"Why aren't the letters on the keyboard in alphabetical order?" asked every child ever when presented with a keyboard. Most of us were taught that the man who invented the keyboard created the QWERTY design to slow typists down. The faster someone typed, the more often the typewriter jammed, so Christopher Scholes put common letters in hard-to-reach spots.
This popular theory was just debunked. According to a new story in The Smithsonian, the QWERTY keyboard was actually created based on the advice of telegraph operators. The first keyboards were being used by telegraph operators to translate morse code, and the keyboards were built for that.
The QWERTY controversy is coming to light now, as techies reconsider the utility of the keyboard configuration. The time has come, some say, to revise the keyboard for an increasingly mobile world.
The recently unveiled KALQ keyboard for smartphones is made for typing with just your thumbs.
So much change. Our minds are spinning. But what would Mavis Beacon say?
Earlier on HuffPost:
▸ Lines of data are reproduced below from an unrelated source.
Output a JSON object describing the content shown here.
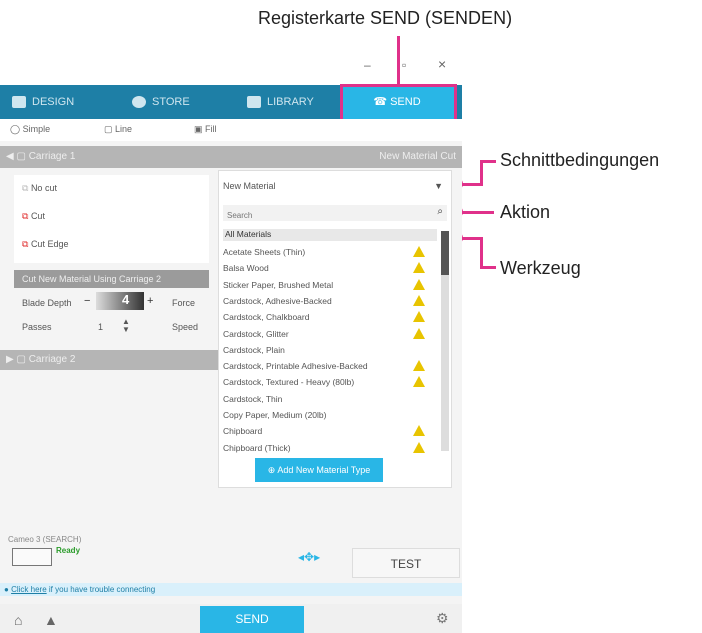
{
  "callouts": {
    "send_tab": "Registerkarte SEND (SENDEN)",
    "cut_conditions": "Schnittbedingungen",
    "action": "Aktion",
    "tool": "Werkzeug"
  },
  "window_controls": {
    "minimize": "–",
    "restore": "▫",
    "close": "×"
  },
  "nav": {
    "design": "DESIGN",
    "store": "STORE",
    "library": "LIBRARY",
    "send": "SEND"
  },
  "modes": {
    "simple": "Simple",
    "line": "Line",
    "fill": "Fill"
  },
  "carriage1": {
    "label": "Carriage 1",
    "right_label": "New Material Cut"
  },
  "actions": [
    "No cut",
    "Cut",
    "Cut Edge"
  ],
  "cut_new_material": "Cut New Material Using Carriage 2",
  "fields": {
    "blade_depth_label": "Blade Depth",
    "blade_depth_value": "4",
    "force_label": "Force",
    "passes_label": "Passes",
    "passes_value": "1",
    "speed_label": "Speed"
  },
  "carriage2": {
    "label": "Carriage 2"
  },
  "material": {
    "selected": "New Material",
    "search_placeholder": "Search",
    "header": "All Materials",
    "items": [
      {
        "name": "Acetate Sheets (Thin)",
        "warn": true
      },
      {
        "name": "Balsa Wood",
        "warn": true
      },
      {
        "name": "Sticker Paper, Brushed Metal",
        "warn": true
      },
      {
        "name": "Cardstock, Adhesive-Backed",
        "warn": true
      },
      {
        "name": "Cardstock, Chalkboard",
        "warn": true
      },
      {
        "name": "Cardstock, Glitter",
        "warn": true
      },
      {
        "name": "Cardstock, Plain",
        "warn": false
      },
      {
        "name": "Cardstock, Printable Adhesive-Backed",
        "warn": true
      },
      {
        "name": "Cardstock, Textured - Heavy (80lb)",
        "warn": true
      },
      {
        "name": "Cardstock, Thin",
        "warn": false
      },
      {
        "name": "Copy Paper, Medium (20lb)",
        "warn": false
      },
      {
        "name": "Chipboard",
        "warn": true
      },
      {
        "name": "Chipboard (Thick)",
        "warn": true
      }
    ],
    "add_button": "Add New Material Type"
  },
  "device": {
    "name": "Cameo 3 (SEARCH)",
    "status": "Ready"
  },
  "test_button": "TEST",
  "help_bar": {
    "link": "Click here",
    "text": "if you have trouble connecting"
  },
  "send_button": "SEND",
  "colors": {
    "accent": "#29b6e6",
    "nav": "#1e7fa6",
    "callout_pink": "#e0318a",
    "warning": "#e8c400"
  }
}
Der Typhoon-Computer ca. 1950
Die erste Computermaus
Eines der ersten Handys 1973